Marcus had eventually promised to be nicer to his female cousins in future, and while I didn't hold out a lot of hope for a total change in his character, I knew he would try.

When he remembered.

My son was still feeling very sorry for himself when I'd carried him back into the main room of Medbay, and passed him back to his mother. Marcus snuffled into Deborah's neck as she spoke softly to him, and I knew she was reinforcing my message. Their distraction gave me an opportunity to snuggle Naima, who Deborah had passed to me when she'd taken Marcus back.

The little redhead lay fast asleep in my arms, her long, dark lashes resting on her flushed cheeks, her sparkling emerald green eyes hidden by pale eyelids that flickered as she dreamed. I brushed a soft strand of fiery red hair from her face and wondered again, as I had done so many times since she was born, if this little beauty was my daughter.

The doors opening disturbed my ponderings, and I looked up to see Luke and Angel standing in the doorway to the surgical suite. Both were in full surgical gear, and I again had to suppress a smile as I saw how serious they both looked.

Marcus struggled out of his mother's arms and ran to Angel, tugging at the hem of her smock and looking up hopefully. "Did you save him, Auntie Angel? He's not dead any more, is he?"

Angel stooped and lifted Marcus into her arms, then pulled the surgical cap from her head, allowing her raven hair to fall free. She smiled at my son, saying, "He never was dead, Marcus. He was just a little..." Angel paused, searching for the right word. "Disjointed. He's fine again now."

Luke Raven pulled his hand from behind his back and there was Half-Ted, back in one piece. I had to suppress another smile when I saw that bandages had been carefully wrapped around his shoulders and hips, probably hiding the joins. As Marcus let out a shriek of delight and reached for the bear, Luke pulled it back a little, out of my son's reach.

"Careful, Marcus. Half-Ted's a little delicate right now. You need to be very gentle with him for a bit, while he recovers from his surgery. Angel, G'Tan and I have done our best, but he'll need to see a specialist before he's properly better. Be kind, now."

Marcus reached out and carefully took his bear back, hugging him gently as he looked up at us all, his eyes glowing with happiness.

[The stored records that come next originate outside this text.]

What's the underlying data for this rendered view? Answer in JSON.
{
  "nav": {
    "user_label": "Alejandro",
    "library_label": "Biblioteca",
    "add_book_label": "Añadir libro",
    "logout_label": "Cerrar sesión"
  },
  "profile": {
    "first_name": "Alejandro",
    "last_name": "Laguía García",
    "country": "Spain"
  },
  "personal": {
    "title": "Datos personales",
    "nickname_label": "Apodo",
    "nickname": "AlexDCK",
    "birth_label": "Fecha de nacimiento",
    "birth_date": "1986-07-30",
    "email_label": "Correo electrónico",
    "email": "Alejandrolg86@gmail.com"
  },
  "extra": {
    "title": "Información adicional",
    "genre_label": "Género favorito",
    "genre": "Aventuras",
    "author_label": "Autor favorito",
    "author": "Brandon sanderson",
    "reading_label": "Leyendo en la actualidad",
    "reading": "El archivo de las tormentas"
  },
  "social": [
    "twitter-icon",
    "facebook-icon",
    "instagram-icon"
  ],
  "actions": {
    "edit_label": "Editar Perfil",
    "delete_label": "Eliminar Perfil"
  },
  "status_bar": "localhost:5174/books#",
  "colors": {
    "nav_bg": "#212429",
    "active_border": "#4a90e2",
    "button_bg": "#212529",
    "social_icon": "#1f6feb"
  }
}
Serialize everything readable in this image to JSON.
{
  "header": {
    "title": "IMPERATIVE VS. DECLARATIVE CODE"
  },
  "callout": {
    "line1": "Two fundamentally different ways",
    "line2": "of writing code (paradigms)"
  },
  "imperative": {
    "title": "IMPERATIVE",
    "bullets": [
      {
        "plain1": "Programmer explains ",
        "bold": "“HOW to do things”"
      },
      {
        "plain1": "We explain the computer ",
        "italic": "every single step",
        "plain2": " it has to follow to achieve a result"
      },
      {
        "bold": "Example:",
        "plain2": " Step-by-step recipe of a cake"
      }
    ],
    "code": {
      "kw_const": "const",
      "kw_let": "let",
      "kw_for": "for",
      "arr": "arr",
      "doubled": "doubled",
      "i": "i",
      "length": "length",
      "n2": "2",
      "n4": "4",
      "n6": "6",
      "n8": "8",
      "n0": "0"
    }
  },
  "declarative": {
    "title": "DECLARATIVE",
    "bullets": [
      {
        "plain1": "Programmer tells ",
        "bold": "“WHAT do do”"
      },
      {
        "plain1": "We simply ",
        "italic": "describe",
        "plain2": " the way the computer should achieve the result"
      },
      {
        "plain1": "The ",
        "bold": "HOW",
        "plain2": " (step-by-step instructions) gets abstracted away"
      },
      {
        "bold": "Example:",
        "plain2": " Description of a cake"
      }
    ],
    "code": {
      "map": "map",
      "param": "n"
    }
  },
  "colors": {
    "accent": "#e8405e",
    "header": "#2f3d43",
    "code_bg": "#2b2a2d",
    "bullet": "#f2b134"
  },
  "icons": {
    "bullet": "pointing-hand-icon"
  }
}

"Half-Ted's been very sick, but he's getting better now, and we all have to be very kind to him. Mummy, I think Half-Ted needs some ice cream after he's been so sick, don't you? Please?"

The manipulative little bastard put on his most pathetic smile, the one he knew melted every adult's heart, as he looked up at us all hopefully. I made an executive decision. "I think we all deserve ice cream. G'Tan, will you join us?" I led my family to the nearest mess hall, ready to celebrate the resurrection of Half-Ted, who once again bore his arms proudly.

I found out later that G'Tan had done all the real work on Half-Ted, but he hadn't had the right thread with him. He'd used the strongest thread he'd had available, but he'd still been concerned that rough handling could make the bear limbless again. Hence the bandages and the warning. The next time we stopped at B5, we smuggled Half-Ted out of Marcus' bed in the dead of night, and got him professionally reassembled. Marcus never knew he'd been gone.

As Deborah and I stood over our sleeping child, his most treasured possession tucked back under his arm, I kissed my wife lightly and whispered, "Do you think we could risk having another one, some day?"

Deborah leaned into my embrace and kissed me back, then whispered against my lips. "Some day. Let's go practice some more."

As I said, we like practicing.

The Witches of Eriadne: Interlude Four L

{Part 1: Bravery} {Part 1A: Me, Myself and Bo} {Part 2: Bearing Arms}

{The Main Gate} {HomePage} {Wytches World} {We are Family} {A Little Artistic Licence} {No, we don't mean "A"riadne} {Our Home Is Our Castle} {The Witches' Diary} {Witches Familiars} {The Gateway} {Webrings]